- vars:
question: A number in base 7 is 3526. What is this number in base 10?
- vars:
question: If a complex number is represented as 3 + 4i, what is its magnitude?
- vars:
question: What is the fourth root of 1296?

For an in-depth look at configuration, see the guide. Note the following:

  • prompts: prompt.txt is just a file that contains {{question}}, since we're passing the question directly through to the provider.
  • providers: We list GPT-4 in order to compare its outputs with LangChain's LLMMathChain. We also use the exec directive to make promptfoo run the Python script in its eval.

In this example, the end result is a side-by-side comparison of GPT-4 vs. LangChain math performance:

langchain eval

View the full example on Github.

Using a custom provider

For finer-grained control, use a custom provider.

A custom provider is a short Javascript file that defines a callApi function. This function can invoke your chain. Even if your chain is not implemented in Javascript, you can write a custom provider that shells out to Python.

In the example below, we set up a custom provider that runs a Python script with a prompt as the argument. The output of the Python script is the final result of the chain.

const { spawn } = require('child_process');

class ChainProvider {
id() {
return 'my-python-chain';

async callApi(prompt, context) {
return new Promise((resolve, reject) => {
const pythonProcess = spawn('python', ['./', prompt]);

let output = '';

pythonProcess.stdout.on('data', (data) => {
output += data.toString();

pythonProcess.stderr.on('data', (data) => {

pythonProcess.on('close', (code) => {
if (code !== 0) {
reject(`python script exited with code ${code}`);
} else {

module.exports = ChainProvider;

Note that you can always write the logic directly in Javascript if you're comfortable with the language.

Now, we can set up a promptfoo config pointing to chainProvider.js:

prompts: [prompt1.txt, prompt2.txt]
providers: ['./chainProvider.js']
- vars:
language: French
input: Hello world
- vars:
language: German
input: How's it going?

promptfoo will pass the full constructed prompts to chainProvider.js and the Python script, with variables substituted.
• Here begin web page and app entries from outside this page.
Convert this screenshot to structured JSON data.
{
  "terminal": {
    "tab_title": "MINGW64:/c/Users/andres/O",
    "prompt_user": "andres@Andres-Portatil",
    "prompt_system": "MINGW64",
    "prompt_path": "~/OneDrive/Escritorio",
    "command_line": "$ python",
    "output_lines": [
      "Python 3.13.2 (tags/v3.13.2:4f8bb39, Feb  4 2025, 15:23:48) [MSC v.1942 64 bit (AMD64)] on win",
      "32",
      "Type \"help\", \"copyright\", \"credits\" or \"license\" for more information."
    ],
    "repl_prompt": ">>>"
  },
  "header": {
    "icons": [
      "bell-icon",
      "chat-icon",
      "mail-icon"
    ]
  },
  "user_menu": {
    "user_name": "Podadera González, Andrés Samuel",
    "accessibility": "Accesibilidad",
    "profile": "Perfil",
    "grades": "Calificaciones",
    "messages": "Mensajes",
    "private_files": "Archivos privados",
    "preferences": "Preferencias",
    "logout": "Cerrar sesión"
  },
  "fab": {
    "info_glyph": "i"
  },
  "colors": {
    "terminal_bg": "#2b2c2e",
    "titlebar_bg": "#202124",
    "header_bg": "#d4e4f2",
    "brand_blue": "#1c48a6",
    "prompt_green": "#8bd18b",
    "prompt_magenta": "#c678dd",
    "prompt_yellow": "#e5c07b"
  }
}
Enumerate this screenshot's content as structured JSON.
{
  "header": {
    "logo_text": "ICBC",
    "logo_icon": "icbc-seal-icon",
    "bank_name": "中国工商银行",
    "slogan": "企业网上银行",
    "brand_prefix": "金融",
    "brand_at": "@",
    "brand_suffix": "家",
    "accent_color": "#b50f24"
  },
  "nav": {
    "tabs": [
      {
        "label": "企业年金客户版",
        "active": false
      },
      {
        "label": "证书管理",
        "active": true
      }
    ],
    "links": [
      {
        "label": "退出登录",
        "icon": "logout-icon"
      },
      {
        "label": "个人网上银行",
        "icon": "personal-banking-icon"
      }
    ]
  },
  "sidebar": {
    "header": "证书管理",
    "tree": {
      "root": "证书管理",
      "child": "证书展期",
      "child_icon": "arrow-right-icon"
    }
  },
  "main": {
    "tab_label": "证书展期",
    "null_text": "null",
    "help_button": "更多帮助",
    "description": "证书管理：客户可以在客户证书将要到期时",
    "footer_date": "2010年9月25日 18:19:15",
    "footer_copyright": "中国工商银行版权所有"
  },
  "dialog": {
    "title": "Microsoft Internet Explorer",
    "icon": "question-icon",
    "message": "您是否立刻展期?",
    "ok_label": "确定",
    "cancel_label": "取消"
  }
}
In this case, the script will be called # prompts * # test cases = 2 * 2 = 4 times.

Using this approach, you can test your LLM chain end-to-end, view results in the web view, set up continuous testing, and so on.

Retrieval-augmented generation (RAG)

For more detail on testing RAG pipelines, see RAG evaluations.

Other tips

To reference the outputs of previous test cases, use the built-in _conversation variable.